Mia Hennen

Luke Wagle, a criminal justice and political science student, speaks to SGA’s Senate about the roadblocks he has faced as a dyslexic person on March 1.

Over the course of his life, Luke Wagle has had a rocky experience with education. As a dyslexic student, Wagle has encountered roadblocks and discrimination, even before his formal diagnosis.

“I vividly recall a time in fourth grade, and late at night, I cried and screamed and begged my parents to tell me what was wrong with me,” Wagle said. “Why I couldn’t do all the things that my friends could.”

The summer following his fourth-grade year, Wagle finally received a diagnosis.

“My family and I thought we had figured it out,” he said. “I thought that things were going to be easier now that I had my diagnosis.”

In the next few years, though, Wagle switched between different schools, where each presented its own challenges. To finish his high school education, Wagle transferred to Circle High School.

“I was scared,” Wagle said. “I had developed an extremely tumultuous relationship with the concept of education.”

But Wagle’s experience at Circle High pleasantly surprised him. There, his Individualized Education Program (IEP) was granted “no questions asked,” which included a foreign language exemption. 

At Wichita State, students in the Fairmount College of Liberal Arts and Sciences are required to fulfill a foreign language requirement, which can be completed in high school or college. Wagle, a political science and criminal justice student, said that, when he came to WSU, he was told that receiving a foreign language exemption would be “easy.”

“I was told that foreign language waivers were granted all the time, and nobody ever had any issue with them,” Wagle said.

Despite reassurance from advisors, Wagle’s foreign language exemption was denied. 

“I submitted my petition to the board made up of people who have never met me,” Wagle said. “I only had one page to write about why I needed an exemption that is my right under the ADA (Americans with Disabilities Act).”

At Wednesday night’s Student Senate meeting, Wagle came before the body to demand a “serious change.”

Following Wagle’s speech, a few association members, like Student Body President John Kirk, spoke with him.

“I’ve already contacted the student advocate because that is an academic issue,” Kirk said. “That’s what our advocates are for.”

Kirk said that the student advocate will work with Wagle to resolve his personal issue, but the president would work with the Senate to solve the policy issue.
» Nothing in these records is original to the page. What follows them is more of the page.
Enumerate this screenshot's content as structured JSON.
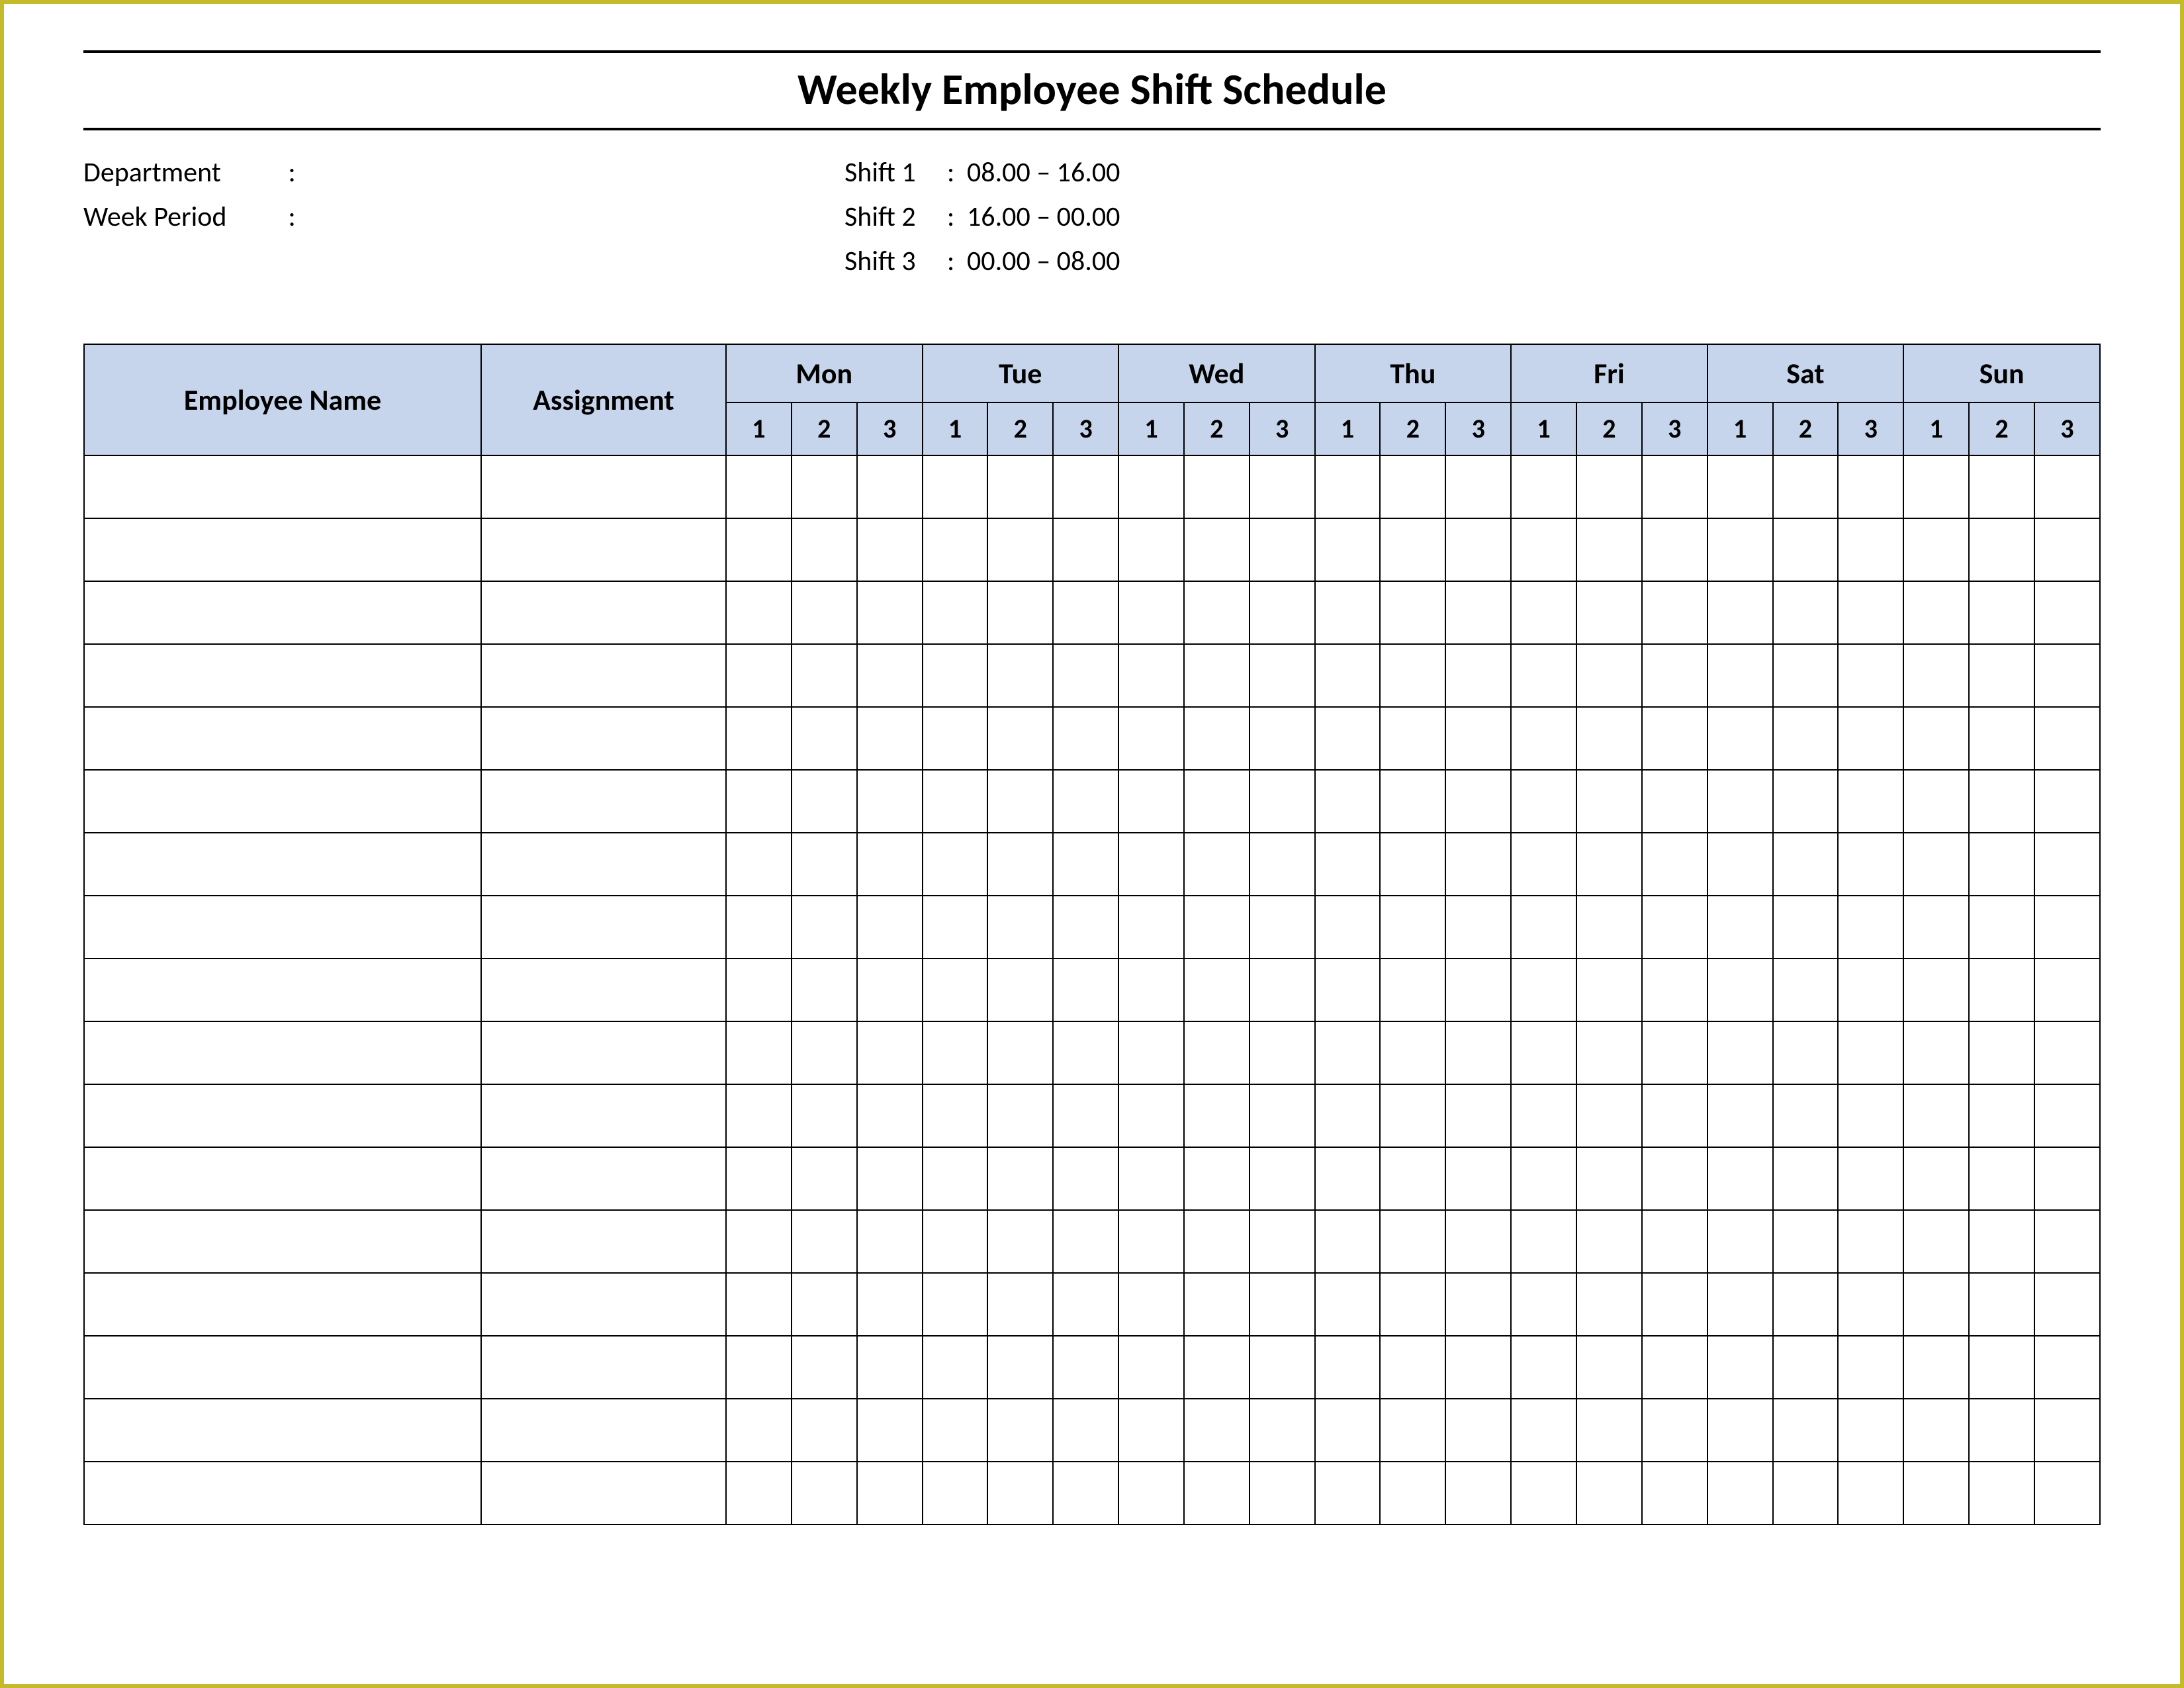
{
  "title": "Weekly Employee Shift Schedule",
  "meta": {
    "department_label": "Department",
    "department_value": "",
    "week_period_label": "Week  Period",
    "week_period_value": "",
    "shifts": [
      {
        "label": "Shift 1",
        "value": "08.00  – 16.00"
      },
      {
        "label": "Shift 2",
        "value": "16.00  – 00.00"
      },
      {
        "label": "Shift 3",
        "value": "00.00  – 08.00"
      }
    ]
  },
  "table": {
    "headers": {
      "employee_name": "Employee Name",
      "assignment": "Assignment",
      "days": [
        "Mon",
        "Tue",
        "Wed",
        "Thu",
        "Fri",
        "Sat",
        "Sun"
      ],
      "subshifts": [
        "1",
        "2",
        "3"
      ]
    },
    "row_count": 17
  },
  "colors": {
    "page_border": "#c4bb2a",
    "header_fill": "#c6d5eb",
    "grid_line": "#000000"
  }
}
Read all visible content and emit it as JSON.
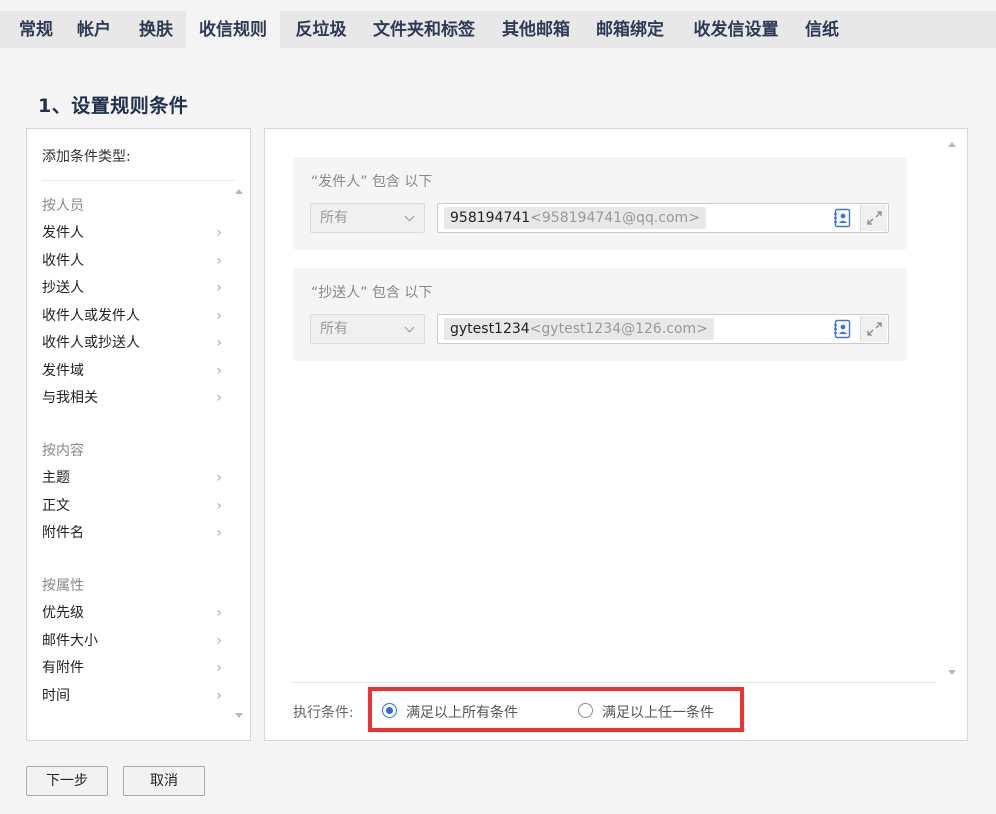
{
  "tabs": [
    {
      "label": "常规"
    },
    {
      "label": "帐户"
    },
    {
      "label": "换肤"
    },
    {
      "label": "收信规则",
      "active": true
    },
    {
      "label": "反垃圾"
    },
    {
      "label": "文件夹和标签"
    },
    {
      "label": "其他邮箱"
    },
    {
      "label": "邮箱绑定"
    },
    {
      "label": "收发信设置"
    },
    {
      "label": "信纸"
    }
  ],
  "section_title": "1、设置规则条件",
  "condition_panel": {
    "heading": "添加条件类型:",
    "groups": [
      {
        "title": "按人员",
        "items": [
          "发件人",
          "收件人",
          "抄送人",
          "收件人或发件人",
          "收件人或抄送人",
          "发件域",
          "与我相关"
        ]
      },
      {
        "title": "按内容",
        "items": [
          "主题",
          "正文",
          "附件名"
        ]
      },
      {
        "title": "按属性",
        "items": [
          "优先级",
          "邮件大小",
          "有附件",
          "时间"
        ]
      }
    ],
    "chevron": "›"
  },
  "rules": [
    {
      "label": "“发件人” 包含 以下",
      "select_value": "所有",
      "chip_name": "958194741",
      "chip_email": "<958194741@qq.com>"
    },
    {
      "label": "“抄送人” 包含 以下",
      "select_value": "所有",
      "chip_name": "gytest1234",
      "chip_email": "<gytest1234@126.com>"
    }
  ],
  "execution": {
    "label": "执行条件:",
    "options": [
      {
        "label": "满足以上所有条件",
        "checked": true
      },
      {
        "label": "满足以上任一条件",
        "checked": false
      }
    ]
  },
  "buttons": {
    "next": "下一步",
    "cancel": "取消"
  },
  "colors": {
    "accent": "#2a6de0",
    "highlight": "#ee3030",
    "title": "#20314f"
  },
  "icons": [
    "contact-book-icon",
    "expand-icon",
    "chevron-right-icon",
    "scroll-up-icon",
    "scroll-down-icon"
  ]
}
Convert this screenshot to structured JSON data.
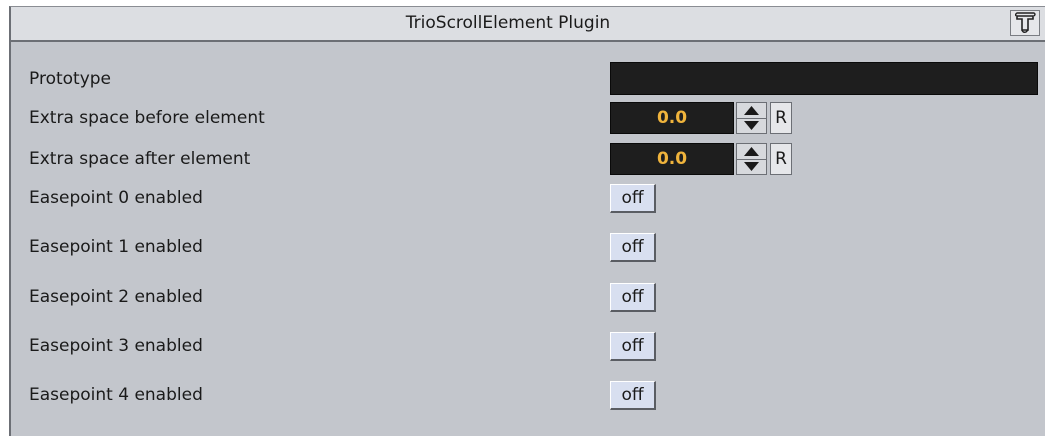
{
  "header": {
    "title": "TrioScrollElement Plugin",
    "icon": "script-scroll-icon"
  },
  "rows": {
    "prototype": {
      "label": "Prototype",
      "value": ""
    },
    "extra_before": {
      "label": "Extra space before element",
      "value": "0.0",
      "reset_label": "R"
    },
    "extra_after": {
      "label": "Extra space after element",
      "value": "0.0",
      "reset_label": "R"
    },
    "easepoints": [
      {
        "label": "Easepoint 0 enabled",
        "state": "off"
      },
      {
        "label": "Easepoint 1 enabled",
        "state": "off"
      },
      {
        "label": "Easepoint 2 enabled",
        "state": "off"
      },
      {
        "label": "Easepoint 3 enabled",
        "state": "off"
      },
      {
        "label": "Easepoint 4 enabled",
        "state": "off"
      }
    ]
  },
  "colors": {
    "panel_bg": "#c3c6cc",
    "field_bg": "#1e1e1e",
    "value_text": "#f0b43c",
    "toggle_bg": "#d8dff0"
  }
}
If the policy comes to fruition from the Student Senate, it would then go to the Staff and Faculty Senate, to make sure the change is implemented across the board.

“Whether it requires communication or whether it files an actual bill,” Kirk said. “We will do something about that.”